Dataset rows describing interfaces:

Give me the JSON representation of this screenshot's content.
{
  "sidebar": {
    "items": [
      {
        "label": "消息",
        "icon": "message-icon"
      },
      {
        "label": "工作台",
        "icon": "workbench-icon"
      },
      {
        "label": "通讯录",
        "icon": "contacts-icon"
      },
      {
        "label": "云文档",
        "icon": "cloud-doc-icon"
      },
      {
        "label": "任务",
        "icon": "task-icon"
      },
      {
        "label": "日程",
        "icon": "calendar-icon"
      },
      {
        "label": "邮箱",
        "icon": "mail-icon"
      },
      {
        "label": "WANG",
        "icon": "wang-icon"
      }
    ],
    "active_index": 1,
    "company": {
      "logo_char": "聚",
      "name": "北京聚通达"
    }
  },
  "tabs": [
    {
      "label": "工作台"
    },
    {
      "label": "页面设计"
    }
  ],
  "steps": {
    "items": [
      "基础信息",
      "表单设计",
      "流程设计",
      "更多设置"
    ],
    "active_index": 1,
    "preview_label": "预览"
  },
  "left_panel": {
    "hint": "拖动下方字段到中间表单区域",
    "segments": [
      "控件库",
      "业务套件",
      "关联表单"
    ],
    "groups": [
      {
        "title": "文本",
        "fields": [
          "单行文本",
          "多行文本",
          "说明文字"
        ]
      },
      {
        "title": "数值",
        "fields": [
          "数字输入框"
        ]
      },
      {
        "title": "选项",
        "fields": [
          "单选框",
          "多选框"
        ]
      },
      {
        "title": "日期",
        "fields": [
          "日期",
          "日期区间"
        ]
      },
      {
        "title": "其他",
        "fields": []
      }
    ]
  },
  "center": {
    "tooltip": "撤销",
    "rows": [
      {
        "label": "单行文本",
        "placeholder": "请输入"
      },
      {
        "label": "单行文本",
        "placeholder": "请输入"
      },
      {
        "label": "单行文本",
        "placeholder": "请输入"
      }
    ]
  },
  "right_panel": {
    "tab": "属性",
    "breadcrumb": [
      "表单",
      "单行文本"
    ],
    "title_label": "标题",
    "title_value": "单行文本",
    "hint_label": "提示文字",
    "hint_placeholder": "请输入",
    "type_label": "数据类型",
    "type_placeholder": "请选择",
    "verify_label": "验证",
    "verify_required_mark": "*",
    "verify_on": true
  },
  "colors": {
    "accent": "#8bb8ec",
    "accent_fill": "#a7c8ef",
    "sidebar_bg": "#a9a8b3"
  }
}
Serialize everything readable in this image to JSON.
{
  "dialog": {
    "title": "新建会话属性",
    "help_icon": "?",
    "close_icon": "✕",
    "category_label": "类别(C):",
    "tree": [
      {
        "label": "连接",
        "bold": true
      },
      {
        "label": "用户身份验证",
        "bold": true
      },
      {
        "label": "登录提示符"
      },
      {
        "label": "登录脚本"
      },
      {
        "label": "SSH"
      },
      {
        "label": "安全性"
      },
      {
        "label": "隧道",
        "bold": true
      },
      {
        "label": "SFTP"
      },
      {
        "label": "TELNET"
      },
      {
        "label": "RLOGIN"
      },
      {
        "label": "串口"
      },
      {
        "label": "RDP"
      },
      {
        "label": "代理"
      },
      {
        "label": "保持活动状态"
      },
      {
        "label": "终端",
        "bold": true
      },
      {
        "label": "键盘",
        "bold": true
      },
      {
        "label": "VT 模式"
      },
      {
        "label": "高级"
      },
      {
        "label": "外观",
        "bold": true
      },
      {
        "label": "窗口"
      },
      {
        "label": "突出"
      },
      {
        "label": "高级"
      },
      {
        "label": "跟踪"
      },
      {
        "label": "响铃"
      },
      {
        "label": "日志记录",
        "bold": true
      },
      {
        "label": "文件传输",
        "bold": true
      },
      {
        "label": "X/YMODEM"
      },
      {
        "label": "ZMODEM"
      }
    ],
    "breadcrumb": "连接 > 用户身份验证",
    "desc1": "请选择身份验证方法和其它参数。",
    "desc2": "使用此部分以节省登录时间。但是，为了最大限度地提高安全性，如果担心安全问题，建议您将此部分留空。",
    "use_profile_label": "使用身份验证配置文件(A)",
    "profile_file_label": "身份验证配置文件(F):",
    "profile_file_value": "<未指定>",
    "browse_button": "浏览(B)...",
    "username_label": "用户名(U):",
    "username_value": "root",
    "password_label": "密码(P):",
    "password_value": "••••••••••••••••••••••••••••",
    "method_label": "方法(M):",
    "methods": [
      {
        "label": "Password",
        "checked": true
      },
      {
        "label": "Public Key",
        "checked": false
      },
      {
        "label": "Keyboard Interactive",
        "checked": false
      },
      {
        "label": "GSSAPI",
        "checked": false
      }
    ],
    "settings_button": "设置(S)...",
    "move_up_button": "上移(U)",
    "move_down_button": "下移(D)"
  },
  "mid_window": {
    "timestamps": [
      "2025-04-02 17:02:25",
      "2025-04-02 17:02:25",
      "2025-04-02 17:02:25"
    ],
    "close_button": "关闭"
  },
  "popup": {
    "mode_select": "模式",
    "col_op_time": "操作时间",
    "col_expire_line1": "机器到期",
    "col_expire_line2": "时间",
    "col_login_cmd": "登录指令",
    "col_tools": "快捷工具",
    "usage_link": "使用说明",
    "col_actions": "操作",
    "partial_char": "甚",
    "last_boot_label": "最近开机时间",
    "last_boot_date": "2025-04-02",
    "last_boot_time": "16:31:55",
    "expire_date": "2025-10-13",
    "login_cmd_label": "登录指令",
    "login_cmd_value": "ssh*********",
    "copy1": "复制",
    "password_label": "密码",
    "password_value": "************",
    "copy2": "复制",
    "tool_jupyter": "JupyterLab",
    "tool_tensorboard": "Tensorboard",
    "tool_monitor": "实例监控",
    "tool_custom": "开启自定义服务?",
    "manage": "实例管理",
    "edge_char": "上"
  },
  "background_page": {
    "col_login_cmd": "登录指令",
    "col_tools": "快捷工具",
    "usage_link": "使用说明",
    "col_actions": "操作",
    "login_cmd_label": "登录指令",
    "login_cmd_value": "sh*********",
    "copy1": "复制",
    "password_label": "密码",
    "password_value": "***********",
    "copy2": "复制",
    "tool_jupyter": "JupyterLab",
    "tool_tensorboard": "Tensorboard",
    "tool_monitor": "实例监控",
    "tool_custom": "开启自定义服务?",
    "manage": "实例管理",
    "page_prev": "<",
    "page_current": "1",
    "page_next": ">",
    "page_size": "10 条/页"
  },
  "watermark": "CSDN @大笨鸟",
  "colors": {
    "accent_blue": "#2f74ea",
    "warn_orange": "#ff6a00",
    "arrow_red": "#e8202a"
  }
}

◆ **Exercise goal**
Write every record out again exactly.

◆ **Solution below**
Give me the JSON representation of this screenshot's content.
{
  "sidebar": {
    "items": [
      {
        "label": "消息",
        "icon": "message-icon"
      },
      {
        "label": "工作台",
        "icon": "workbench-icon"
      },
      {
        "label": "通讯录",
        "icon": "contacts-icon"
      },
      {
        "label": "云文档",
        "icon": "cloud-doc-icon"
      },
      {
        "label": "任务",
        "icon": "task-icon"
      },
      {
        "label": "日程",
        "icon": "calendar-icon"
      },
      {
        "label": "邮箱",
        "icon": "mail-icon"
      },
      {
        "label": "WANG",
        "icon": "wang-icon"
      }
    ],
    "active_index": 1,
    "company": {
      "logo_char": "聚",
      "name": "北京聚通达"
    }
  },
  "tabs": [
    {
      "label": "工作台"
    },
    {
      "label": "页面设计"
    }
  ],
  "steps": {
    "items": [
      "基础信息",
      "表单设计",
      "流程设计",
      "更多设置"
    ],
    "active_index": 1,
    "preview_label": "预览"
  },
  "left_panel": {
    "hint": "拖动下方字段到中间表单区域",
    "segments": [
      "控件库",
      "业务套件",
      "关联表单"
    ],
    "groups": [
      {
        "title": "文本",
        "fields": [
          "单行文本",
          "多行文本",
          "说明文字"
        ]
      },
      {
        "title": "数值",
        "fields": [
          "数字输入框"
        ]
      },
      {
        "title": "选项",
        "fields": [
          "单选框",
          "多选框"
        ]
      },
      {
        "title": "日期",
        "fields": [
          "日期",
          "日期区间"
        ]
      },
      {
        "title": "其他",
        "fields": []
      }
    ]
  },
  "center": {
    "tooltip": "撤销",
    "rows": [
      {
        "label": "单行文本",
        "placeholder": "请输入"
      },
      {
        "label": "单行文本",
        "placeholder": "请输入"
      },
      {
        "label": "单行文本",
        "placeholder": "请输入"
      }
    ]
  },
  "right_panel": {
    "tab": "属性",
    "breadcrumb": [
      "表单",
      "单行文本"
    ],
    "title_label": "标题",
    "title_value": "单行文本",
    "hint_label": "提示文字",
    "hint_placeholder": "请输入",
    "type_label": "数据类型",
    "type_placeholder": "请选择",
    "verify_label": "验证",
    "verify_required_mark": "*",
    "verify_on": true
  },
  "colors": {
    "accent": "#8bb8ec",
    "accent_fill": "#a7c8ef",
    "sidebar_bg": "#a9a8b3"
  }
}
Serialize everything readable in this image to JSON.
{
  "dialog": {
    "title": "新建会话属性",
    "help_icon": "?",
    "close_icon": "✕",
    "category_label": "类别(C):",
    "tree": [
      {
        "label": "连接",
        "bold": true
      },
      {
        "label": "用户身份验证",
        "bold": true
      },
      {
        "label": "登录提示符"
      },
      {
        "label": "登录脚本"
      },
      {
        "label": "SSH"
      },
      {
        "label": "安全性"
      },
      {
        "label": "隧道",
        "bold": true
      },
      {
        "label": "SFTP"
      },
      {
        "label": "TELNET"
      },
      {
        "label": "RLOGIN"
      },
      {
        "label": "串口"
      },
      {
        "label": "RDP"
      },
      {
        "label": "代理"
      },
      {
        "label": "保持活动状态"
      },
      {
        "label": "终端",
        "bold": true
      },
      {
        "label": "键盘",
        "bold": true
      },
      {
        "label": "VT 模式"
      },
      {
        "label": "高级"
      },
      {
        "label": "外观",
        "bold": true
      },
      {
        "label": "窗口"
      },
      {
        "label": "突出"
      },
      {
        "label": "高级"
      },
      {
        "label": "跟踪"
      },
      {
        "label": "响铃"
      },
      {
        "label": "日志记录",
        "bold": true
      },
      {
        "label": "文件传输",
        "bold": true
      },
      {
        "label": "X/YMODEM"
      },
      {
        "label": "ZMODEM"
      }
    ],
    "breadcrumb": "连接 > 用户身份验证",
    "desc1": "请选择身份验证方法和其它参数。",
    "desc2": "使用此部分以节省登录时间。但是，为了最大限度地提高安全性，如果担心安全问题，建议您将此部分留空。",
    "use_profile_label": "使用身份验证配置文件(A)",
    "profile_file_label": "身份验证配置文件(F):",
    "profile_file_value": "<未指定>",
    "browse_button": "浏览(B)...",
    "username_label": "用户名(U):",
    "username_value": "root",
    "password_label": "密码(P):",
    "password_value": "••••••••••••••••••••••••••••",
    "method_label": "方法(M):",
    "methods": [
      {
        "label": "Password",
        "checked": true
      },
      {
        "label": "Public Key",
        "checked": false
      },
      {
        "label": "Keyboard Interactive",
        "checked": false
      },
      {
        "label": "GSSAPI",
        "checked": false
      }
    ],
    "settings_button": "设置(S)...",
    "move_up_button": "上移(U)",
    "move_down_button": "下移(D)"
  },
  "mid_window": {
    "timestamps": [
      "2025-04-02 17:02:25",
      "2025-04-02 17:02:25",
      "2025-04-02 17:02:25"
    ],
    "close_button": "关闭"
  },
  "popup": {
    "mode_select": "模式",
    "col_op_time": "操作时间",
    "col_expire_line1": "机器到期",
    "col_expire_line2": "时间",
    "col_login_cmd": "登录指令",
    "col_tools": "快捷工具",
    "usage_link": "使用说明",
    "col_actions": "操作",
    "partial_char": "甚",
    "last_boot_label": "最近开机时间",
    "last_boot_date": "2025-04-02",
    "last_boot_time": "16:31:55",
    "expire_date": "2025-10-13",
    "login_cmd_label": "登录指令",
    "login_cmd_value": "ssh*********",
    "copy1": "复制",
    "password_label": "密码",
    "password_value": "************",
    "copy2": "复制",
    "tool_jupyter": "JupyterLab",
    "tool_tensorboard": "Tensorboard",
    "tool_monitor": "实例监控",
    "tool_custom": "开启自定义服务?",
    "manage": "实例管理",
    "edge_char": "上"
  },
  "background_page": {
    "col_login_cmd": "登录指令",
    "col_tools": "快捷工具",
    "usage_link": "使用说明",
    "col_actions": "操作",
    "login_cmd_label": "登录指令",
    "login_cmd_value": "sh*********",
    "copy1": "复制",
    "password_label": "密码",
    "password_value": "***********",
    "copy2": "复制",
    "tool_jupyter": "JupyterLab",
    "tool_tensorboard": "Tensorboard",
    "tool_monitor": "实例监控",
    "tool_custom": "开启自定义服务?",
    "manage": "实例管理",
    "page_prev": "<",
    "page_current": "1",
    "page_next": ">",
    "page_size": "10 条/页"
  },
  "watermark": "CSDN @大笨鸟",
  "colors": {
    "accent_blue": "#2f74ea",
    "warn_orange": "#ff6a00",
    "arrow_red": "#e8202a"
  }
}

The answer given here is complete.